· Expanded use of thermal-solar schemes for power generation on pilot basis. A series of 100 to 200 MW of pilot projects in selected countries, financed on a concessionary basis, and perhaps built and operated under collaborative international arrangements, would do much to establish the technology. It is already competitive with nuclear energy, and prospectively with hydro energy.
· Use of biomass for power generation. Modeled on the forthcoming GEF project in Brazil, this type of activity is another promising area of investment.
Costs considered in this review are hardware costs. In the comparisons of costs with conventional energy sources at a particular site, four factors are especially important to bear in mind. First, since markets are still small, transaction costs tend to be a large component of overall costs. These include the installation, operational, and reaming costs of setting up and using a technology for the first time and of providing customer services. The GEF is to make a special study of this problem. The general assessment, however, is that these costs will decline appreciably as markest increase.
Second, scale economies and the gains from technical progress as applications increase are likely to be large during the next two decades. This means that marginal costs will be much less than average costs, and there is a good case for public policies to support the development and use of the technologies through tax incentives, financial support through public R&D programs, and other financial facilities such as the GEF. It is in fact remarkable how much has been accomplished over the past two decades, given the limited financial support for renewables. In the industrial countries, solar energy receives minuscule funding compared with fossil and nuclear technologies (about 5 percent of public R&D in energy), despite its promise.
Third, the analysis of investments needs to take into account the environmental costs and benefits of the technologies.

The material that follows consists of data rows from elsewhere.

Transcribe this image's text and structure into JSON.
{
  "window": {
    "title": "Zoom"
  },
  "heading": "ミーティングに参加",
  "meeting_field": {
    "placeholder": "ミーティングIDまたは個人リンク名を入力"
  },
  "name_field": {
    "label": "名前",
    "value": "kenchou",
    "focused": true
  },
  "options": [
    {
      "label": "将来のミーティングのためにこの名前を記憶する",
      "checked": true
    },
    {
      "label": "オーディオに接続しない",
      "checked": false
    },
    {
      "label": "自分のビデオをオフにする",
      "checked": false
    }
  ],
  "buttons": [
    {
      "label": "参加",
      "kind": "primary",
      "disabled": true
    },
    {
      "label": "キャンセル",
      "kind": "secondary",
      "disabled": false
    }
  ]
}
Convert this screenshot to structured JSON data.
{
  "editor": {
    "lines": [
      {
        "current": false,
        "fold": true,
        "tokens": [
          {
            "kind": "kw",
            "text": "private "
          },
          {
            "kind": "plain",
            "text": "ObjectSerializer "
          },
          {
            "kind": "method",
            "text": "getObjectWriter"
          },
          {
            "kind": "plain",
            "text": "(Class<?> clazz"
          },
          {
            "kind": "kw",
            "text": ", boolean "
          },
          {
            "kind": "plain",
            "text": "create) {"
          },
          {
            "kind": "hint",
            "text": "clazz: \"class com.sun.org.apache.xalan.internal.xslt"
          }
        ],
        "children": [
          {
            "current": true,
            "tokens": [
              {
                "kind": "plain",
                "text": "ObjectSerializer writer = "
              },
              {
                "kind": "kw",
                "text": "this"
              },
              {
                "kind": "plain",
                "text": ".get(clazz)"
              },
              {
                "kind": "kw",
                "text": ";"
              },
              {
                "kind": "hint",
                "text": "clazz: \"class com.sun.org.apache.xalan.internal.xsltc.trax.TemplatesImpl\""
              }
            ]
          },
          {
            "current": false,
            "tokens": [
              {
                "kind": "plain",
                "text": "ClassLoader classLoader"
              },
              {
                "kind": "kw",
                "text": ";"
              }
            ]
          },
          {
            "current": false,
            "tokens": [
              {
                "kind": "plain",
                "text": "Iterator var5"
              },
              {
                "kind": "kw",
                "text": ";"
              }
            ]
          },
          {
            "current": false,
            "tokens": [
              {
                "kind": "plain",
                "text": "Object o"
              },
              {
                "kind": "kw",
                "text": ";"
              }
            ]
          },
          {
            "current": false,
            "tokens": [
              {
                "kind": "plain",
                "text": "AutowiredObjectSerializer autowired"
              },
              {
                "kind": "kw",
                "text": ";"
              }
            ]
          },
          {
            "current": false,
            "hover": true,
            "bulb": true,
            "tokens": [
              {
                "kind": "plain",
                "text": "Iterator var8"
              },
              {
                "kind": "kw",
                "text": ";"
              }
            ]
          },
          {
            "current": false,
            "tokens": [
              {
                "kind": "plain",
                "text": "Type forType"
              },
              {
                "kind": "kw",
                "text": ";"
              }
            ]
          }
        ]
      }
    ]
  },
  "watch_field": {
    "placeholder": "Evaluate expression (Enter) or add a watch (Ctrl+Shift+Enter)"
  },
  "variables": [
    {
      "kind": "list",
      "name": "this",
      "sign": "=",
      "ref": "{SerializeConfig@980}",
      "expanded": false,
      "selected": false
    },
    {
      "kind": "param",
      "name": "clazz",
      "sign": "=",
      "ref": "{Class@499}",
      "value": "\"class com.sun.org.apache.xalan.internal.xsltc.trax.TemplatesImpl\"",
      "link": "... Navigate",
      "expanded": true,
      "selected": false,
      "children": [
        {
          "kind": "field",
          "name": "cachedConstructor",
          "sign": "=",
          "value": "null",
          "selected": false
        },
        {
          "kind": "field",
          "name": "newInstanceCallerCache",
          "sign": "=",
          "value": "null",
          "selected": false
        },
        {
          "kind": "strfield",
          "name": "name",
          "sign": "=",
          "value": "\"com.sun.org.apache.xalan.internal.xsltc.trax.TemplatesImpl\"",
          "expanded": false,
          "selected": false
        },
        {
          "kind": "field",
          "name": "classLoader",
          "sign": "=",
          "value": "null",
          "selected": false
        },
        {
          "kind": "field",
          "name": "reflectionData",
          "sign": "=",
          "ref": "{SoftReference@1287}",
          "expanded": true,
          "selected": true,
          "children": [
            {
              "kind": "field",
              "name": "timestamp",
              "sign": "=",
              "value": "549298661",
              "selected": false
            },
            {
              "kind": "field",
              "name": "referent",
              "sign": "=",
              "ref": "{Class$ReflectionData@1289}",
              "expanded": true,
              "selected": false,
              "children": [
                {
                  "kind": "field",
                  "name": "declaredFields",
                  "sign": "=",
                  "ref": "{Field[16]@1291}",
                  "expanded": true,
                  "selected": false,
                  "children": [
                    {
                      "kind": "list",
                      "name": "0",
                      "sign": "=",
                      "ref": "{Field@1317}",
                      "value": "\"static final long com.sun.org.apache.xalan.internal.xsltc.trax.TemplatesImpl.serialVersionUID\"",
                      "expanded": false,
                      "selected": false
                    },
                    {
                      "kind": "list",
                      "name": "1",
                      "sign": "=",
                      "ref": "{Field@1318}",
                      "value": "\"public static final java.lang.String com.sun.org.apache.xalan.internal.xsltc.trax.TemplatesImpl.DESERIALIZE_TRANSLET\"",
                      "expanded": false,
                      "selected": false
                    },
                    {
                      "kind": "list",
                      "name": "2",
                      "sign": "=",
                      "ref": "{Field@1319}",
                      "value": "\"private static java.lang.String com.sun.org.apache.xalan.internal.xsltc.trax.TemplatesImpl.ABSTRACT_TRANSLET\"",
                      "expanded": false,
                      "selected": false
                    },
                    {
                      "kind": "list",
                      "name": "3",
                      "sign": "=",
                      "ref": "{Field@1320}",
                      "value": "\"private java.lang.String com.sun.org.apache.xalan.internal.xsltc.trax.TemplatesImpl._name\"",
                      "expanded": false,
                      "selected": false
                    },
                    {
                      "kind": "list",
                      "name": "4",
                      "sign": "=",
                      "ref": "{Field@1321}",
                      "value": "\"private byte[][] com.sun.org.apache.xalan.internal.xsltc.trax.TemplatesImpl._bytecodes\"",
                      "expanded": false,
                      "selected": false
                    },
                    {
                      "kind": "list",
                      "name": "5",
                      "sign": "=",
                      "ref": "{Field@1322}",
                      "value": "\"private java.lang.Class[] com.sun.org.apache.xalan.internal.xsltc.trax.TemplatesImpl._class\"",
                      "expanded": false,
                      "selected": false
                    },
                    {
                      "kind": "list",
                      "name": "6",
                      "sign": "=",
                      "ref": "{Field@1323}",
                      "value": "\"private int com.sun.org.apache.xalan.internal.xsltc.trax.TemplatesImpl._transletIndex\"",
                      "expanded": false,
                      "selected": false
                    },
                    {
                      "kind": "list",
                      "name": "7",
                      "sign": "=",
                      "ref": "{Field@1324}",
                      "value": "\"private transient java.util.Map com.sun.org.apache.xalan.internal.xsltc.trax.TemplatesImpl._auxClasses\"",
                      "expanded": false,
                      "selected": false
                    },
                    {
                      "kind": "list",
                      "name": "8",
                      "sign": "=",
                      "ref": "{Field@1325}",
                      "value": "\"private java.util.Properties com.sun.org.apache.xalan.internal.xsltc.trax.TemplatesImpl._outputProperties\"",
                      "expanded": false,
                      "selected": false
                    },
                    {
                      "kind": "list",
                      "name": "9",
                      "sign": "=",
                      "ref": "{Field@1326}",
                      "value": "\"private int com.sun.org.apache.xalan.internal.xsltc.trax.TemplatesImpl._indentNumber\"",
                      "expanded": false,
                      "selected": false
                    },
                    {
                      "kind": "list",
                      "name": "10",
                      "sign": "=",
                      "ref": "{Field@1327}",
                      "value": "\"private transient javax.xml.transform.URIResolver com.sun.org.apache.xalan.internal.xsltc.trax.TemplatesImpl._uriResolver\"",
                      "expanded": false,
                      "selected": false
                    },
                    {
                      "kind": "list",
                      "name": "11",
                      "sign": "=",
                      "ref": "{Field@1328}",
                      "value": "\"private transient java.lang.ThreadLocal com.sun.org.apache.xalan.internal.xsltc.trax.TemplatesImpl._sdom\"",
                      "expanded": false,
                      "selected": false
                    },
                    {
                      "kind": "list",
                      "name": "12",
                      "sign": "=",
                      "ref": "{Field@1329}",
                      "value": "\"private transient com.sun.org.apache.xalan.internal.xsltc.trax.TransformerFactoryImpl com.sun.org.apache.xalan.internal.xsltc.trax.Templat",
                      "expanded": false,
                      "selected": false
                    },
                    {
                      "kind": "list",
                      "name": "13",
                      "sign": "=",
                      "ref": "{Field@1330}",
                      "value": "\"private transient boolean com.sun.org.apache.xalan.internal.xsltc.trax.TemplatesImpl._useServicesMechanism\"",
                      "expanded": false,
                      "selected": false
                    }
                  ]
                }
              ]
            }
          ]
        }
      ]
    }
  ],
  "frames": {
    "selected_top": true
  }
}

Fourth, attention will need to be given to deformities in energy prices. The sad fact is that the "playing field is not lever' when it comes to competition between renewables and conventional fuels. Aside from the distortions just noted in public R&D policies, two further examples will suffice to make the point. One is the absence of peak-load pricing for electricity. The costs of meeting peak demands are two to three tunes those of meeting base-load demands in many countries. Peak-load costs are about 15 to 20 gents per kilowatt hour, depending on the system and the patterns of demand, compared with average costs of about 5 to 8 cents per kilowatt hour (for a base-load plant). The adoption of peak-load pricing would provide a significant stimulus to the development of short-term storage technologies for solar energy. The other example is rural electrification, which is widely subsidized, again making it difficult for the renewable energy alternatives (and PVs in particular) to compete in applications for which they would otherwise be, for consumers, the financially more attractive alternative. Removing such distortions in public policy will do much to facilitate the development and use of renewable energy.